» WHAT THE EXERCISE ASKS
Find every line with the string "JSON" in the material below and copy it.

» MATERIAL FOR THIS EXERCISE
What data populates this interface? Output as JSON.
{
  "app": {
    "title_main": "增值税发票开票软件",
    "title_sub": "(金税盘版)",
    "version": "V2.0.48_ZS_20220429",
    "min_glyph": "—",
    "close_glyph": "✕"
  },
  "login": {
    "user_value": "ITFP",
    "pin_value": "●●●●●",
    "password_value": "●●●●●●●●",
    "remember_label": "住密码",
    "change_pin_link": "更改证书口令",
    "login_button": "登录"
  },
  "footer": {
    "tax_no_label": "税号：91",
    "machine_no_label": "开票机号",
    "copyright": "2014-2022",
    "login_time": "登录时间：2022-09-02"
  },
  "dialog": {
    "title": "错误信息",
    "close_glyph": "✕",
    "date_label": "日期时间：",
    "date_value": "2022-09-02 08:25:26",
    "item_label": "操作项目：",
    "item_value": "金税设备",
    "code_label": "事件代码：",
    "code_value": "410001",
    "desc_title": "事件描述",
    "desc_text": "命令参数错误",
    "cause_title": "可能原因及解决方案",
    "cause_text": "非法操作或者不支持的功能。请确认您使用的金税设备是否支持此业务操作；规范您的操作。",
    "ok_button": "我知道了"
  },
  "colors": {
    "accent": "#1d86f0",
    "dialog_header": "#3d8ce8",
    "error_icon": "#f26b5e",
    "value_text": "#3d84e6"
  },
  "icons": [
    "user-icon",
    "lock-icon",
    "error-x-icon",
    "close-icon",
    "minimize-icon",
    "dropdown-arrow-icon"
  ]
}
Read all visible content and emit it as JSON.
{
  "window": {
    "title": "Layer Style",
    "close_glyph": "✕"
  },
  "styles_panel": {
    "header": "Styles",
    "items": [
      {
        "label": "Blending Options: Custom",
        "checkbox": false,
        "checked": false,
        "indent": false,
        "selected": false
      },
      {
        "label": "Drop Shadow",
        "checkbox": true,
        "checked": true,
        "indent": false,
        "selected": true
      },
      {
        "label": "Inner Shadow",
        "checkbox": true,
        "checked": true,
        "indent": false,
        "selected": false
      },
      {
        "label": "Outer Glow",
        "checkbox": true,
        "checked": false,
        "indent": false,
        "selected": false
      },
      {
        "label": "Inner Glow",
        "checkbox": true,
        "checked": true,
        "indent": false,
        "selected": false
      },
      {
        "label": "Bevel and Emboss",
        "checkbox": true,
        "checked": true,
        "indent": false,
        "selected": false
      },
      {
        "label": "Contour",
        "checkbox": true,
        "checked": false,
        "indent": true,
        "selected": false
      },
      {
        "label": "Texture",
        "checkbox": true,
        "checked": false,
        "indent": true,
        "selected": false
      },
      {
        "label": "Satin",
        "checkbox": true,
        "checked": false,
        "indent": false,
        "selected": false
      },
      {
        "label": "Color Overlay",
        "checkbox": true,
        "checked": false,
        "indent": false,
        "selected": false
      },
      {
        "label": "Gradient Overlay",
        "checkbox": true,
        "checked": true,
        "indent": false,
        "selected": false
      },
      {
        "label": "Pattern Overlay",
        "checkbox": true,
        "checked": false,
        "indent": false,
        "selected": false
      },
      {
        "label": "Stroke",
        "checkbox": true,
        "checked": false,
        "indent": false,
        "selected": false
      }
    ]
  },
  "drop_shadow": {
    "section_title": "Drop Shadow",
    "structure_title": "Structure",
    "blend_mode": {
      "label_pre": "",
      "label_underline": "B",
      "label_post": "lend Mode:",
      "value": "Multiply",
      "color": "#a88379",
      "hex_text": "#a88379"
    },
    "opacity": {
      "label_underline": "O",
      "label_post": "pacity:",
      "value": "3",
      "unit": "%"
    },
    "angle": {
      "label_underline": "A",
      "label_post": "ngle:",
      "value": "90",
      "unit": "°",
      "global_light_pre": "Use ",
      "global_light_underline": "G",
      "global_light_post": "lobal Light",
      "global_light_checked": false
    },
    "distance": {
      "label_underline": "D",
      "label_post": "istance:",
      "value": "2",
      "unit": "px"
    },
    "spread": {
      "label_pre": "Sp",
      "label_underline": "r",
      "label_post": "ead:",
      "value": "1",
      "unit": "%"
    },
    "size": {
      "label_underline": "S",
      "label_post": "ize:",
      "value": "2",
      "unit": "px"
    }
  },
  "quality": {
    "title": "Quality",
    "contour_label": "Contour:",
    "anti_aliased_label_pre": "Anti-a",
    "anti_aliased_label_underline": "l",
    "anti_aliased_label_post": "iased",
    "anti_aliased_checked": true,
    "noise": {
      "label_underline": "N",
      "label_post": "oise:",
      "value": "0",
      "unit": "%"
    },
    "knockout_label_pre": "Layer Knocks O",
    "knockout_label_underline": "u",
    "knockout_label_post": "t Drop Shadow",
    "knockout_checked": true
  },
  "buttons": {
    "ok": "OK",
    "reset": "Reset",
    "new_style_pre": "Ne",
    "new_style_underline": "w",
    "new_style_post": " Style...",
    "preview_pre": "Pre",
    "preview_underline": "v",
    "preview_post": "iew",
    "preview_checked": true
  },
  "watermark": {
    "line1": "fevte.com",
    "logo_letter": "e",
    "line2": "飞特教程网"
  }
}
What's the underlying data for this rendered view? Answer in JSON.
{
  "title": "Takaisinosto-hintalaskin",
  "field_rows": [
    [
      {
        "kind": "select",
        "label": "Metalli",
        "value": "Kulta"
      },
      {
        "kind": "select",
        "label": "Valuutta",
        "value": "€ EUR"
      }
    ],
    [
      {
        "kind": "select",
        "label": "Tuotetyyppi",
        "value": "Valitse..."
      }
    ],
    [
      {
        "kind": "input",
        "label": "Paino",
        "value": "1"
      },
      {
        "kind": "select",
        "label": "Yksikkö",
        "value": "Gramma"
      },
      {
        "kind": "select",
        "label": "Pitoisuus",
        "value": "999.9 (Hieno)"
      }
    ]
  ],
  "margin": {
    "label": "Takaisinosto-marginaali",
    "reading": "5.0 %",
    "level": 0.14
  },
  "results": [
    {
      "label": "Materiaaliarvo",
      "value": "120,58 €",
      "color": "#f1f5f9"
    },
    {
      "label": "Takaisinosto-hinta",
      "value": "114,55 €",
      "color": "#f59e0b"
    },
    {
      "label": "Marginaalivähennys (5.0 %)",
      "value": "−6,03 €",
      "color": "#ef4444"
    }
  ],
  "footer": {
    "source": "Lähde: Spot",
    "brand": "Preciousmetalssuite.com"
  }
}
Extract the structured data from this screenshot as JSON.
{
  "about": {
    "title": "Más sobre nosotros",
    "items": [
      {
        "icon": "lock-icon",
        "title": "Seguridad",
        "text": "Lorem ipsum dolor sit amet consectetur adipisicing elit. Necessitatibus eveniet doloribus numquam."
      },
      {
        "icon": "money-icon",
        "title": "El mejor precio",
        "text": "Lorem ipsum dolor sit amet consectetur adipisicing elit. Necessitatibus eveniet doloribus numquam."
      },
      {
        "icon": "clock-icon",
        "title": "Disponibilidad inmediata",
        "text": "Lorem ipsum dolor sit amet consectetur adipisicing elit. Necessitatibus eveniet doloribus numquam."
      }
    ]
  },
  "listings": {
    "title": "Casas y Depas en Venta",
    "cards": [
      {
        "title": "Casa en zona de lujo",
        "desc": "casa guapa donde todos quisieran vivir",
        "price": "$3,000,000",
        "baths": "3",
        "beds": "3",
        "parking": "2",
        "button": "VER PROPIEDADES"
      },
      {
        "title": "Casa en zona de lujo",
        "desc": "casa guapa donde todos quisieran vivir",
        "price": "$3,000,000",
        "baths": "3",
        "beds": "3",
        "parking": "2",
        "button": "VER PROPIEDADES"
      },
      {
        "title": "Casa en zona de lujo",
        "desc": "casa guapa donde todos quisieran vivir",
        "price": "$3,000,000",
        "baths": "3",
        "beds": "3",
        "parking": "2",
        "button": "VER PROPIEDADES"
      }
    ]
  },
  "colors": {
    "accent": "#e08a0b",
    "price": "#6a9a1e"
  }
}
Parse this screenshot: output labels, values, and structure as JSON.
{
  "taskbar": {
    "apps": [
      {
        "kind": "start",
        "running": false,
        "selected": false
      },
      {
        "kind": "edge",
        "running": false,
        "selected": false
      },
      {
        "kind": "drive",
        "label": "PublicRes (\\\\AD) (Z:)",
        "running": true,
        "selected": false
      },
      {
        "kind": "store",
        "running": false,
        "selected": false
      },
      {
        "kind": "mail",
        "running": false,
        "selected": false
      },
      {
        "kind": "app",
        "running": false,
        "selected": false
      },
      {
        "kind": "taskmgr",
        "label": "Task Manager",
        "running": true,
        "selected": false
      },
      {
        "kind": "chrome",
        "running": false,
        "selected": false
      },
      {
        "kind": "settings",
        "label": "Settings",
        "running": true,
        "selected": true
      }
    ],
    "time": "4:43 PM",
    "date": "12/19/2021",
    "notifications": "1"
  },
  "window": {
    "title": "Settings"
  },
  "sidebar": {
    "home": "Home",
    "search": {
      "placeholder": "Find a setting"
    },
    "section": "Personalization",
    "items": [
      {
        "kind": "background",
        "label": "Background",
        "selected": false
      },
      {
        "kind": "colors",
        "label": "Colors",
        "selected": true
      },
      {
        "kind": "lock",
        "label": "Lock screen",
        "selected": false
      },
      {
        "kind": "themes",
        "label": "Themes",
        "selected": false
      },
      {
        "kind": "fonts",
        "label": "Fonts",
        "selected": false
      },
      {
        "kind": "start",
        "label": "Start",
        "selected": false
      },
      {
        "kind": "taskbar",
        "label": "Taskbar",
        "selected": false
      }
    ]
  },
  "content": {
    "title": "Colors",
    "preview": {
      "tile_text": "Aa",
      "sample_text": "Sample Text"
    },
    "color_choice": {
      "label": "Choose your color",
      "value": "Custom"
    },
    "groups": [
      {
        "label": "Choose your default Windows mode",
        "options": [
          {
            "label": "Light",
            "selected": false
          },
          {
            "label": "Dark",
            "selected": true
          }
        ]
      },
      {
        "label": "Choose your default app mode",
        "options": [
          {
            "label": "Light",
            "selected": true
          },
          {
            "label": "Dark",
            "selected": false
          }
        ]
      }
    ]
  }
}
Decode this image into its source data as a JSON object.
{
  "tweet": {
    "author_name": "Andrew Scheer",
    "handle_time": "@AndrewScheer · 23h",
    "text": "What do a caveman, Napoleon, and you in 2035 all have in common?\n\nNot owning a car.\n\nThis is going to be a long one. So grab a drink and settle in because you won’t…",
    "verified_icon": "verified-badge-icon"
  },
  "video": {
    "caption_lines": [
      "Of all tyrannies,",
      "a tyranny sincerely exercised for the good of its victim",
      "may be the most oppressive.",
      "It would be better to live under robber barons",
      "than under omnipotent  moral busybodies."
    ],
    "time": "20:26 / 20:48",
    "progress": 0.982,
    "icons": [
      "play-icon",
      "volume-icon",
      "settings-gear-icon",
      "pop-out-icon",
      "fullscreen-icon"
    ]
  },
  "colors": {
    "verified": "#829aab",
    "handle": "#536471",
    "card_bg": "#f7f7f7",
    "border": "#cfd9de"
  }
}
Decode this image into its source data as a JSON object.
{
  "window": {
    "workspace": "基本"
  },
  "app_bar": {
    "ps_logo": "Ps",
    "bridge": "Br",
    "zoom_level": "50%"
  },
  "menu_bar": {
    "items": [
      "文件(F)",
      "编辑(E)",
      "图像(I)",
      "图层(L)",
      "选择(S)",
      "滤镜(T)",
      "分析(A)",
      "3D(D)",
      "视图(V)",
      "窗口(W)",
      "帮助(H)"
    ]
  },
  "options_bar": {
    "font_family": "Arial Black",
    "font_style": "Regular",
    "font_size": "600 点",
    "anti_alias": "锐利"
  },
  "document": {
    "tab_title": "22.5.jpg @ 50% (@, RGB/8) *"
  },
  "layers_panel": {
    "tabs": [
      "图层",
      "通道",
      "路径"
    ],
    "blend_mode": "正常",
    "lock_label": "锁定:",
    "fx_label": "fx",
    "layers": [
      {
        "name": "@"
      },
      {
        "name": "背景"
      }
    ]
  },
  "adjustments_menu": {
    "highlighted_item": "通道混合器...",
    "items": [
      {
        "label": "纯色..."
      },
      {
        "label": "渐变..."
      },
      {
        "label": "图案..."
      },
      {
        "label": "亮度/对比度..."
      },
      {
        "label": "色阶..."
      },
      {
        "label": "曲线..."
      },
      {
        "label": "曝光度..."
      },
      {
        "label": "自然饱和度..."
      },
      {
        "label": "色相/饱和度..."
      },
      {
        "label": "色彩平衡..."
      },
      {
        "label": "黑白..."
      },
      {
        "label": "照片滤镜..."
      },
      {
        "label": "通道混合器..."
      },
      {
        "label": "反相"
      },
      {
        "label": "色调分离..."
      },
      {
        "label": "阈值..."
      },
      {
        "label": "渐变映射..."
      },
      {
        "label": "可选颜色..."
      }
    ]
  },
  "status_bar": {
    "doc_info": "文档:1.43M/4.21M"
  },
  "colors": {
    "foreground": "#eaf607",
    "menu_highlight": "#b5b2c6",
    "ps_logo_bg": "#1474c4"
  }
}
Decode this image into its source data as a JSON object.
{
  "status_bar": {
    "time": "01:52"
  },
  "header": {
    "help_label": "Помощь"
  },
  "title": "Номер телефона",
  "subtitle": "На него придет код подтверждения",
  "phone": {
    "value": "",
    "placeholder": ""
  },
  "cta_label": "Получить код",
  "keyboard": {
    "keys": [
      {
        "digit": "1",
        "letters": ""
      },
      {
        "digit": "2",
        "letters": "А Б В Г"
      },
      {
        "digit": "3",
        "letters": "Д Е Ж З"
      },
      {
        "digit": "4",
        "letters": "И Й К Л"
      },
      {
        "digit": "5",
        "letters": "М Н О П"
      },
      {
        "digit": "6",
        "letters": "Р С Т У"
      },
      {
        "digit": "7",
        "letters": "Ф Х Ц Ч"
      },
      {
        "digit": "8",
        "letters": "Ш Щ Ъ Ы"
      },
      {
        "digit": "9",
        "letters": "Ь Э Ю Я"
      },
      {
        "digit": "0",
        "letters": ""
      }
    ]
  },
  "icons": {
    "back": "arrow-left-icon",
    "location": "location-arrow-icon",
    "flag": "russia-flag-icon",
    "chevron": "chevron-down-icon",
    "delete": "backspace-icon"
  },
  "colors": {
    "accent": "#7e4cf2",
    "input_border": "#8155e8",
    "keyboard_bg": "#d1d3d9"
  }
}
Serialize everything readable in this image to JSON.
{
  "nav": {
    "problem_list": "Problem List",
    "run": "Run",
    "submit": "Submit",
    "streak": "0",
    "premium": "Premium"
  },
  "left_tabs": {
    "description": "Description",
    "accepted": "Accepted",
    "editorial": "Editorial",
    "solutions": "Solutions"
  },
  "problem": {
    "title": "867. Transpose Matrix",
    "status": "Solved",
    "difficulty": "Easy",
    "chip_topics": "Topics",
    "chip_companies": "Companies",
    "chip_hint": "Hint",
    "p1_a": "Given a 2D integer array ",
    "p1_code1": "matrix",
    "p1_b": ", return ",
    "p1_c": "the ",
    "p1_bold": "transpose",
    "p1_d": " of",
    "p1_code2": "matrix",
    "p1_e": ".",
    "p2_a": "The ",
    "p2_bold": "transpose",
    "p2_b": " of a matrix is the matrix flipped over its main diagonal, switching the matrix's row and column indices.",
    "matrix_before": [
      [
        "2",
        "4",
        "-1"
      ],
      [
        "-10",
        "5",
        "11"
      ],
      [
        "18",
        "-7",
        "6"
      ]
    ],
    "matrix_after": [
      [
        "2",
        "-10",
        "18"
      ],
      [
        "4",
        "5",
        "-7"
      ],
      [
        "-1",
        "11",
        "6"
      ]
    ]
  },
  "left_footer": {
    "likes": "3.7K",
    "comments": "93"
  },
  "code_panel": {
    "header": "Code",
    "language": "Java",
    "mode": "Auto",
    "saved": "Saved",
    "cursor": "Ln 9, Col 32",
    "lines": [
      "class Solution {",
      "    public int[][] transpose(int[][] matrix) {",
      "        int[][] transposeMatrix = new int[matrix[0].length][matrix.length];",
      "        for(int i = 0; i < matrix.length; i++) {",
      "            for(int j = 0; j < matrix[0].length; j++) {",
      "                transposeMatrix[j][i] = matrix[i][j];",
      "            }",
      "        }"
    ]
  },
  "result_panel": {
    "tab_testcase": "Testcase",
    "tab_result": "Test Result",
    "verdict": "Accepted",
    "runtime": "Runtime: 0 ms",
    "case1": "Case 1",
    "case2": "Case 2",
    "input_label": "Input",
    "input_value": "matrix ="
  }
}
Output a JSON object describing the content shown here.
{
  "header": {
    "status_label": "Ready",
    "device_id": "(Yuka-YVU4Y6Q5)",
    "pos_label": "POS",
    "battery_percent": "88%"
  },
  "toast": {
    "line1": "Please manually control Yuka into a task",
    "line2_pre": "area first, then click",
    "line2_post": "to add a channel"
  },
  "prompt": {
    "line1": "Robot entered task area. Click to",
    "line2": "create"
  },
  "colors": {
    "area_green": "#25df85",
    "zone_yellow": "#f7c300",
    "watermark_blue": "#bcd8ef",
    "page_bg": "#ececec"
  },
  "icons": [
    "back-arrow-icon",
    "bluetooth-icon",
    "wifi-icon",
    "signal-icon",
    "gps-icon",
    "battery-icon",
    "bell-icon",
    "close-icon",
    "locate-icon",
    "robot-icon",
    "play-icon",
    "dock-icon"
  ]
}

» RESULT
What data populates this interface? Output as JSON.
Read all visible content and emit it as JSON.
What's the underlying data for this rendered view? Answer in JSON.
Extract the structured data from this screenshot as JSON.
Parse this screenshot: output labels, values, and structure as JSON.
Decode this image into its source data as a JSON object.
Decode this image into its source data as a JSON object.
Decode this image into its source data as a JSON object.
Serialize everything readable in this image to JSON.
Output a JSON object describing the content shown here.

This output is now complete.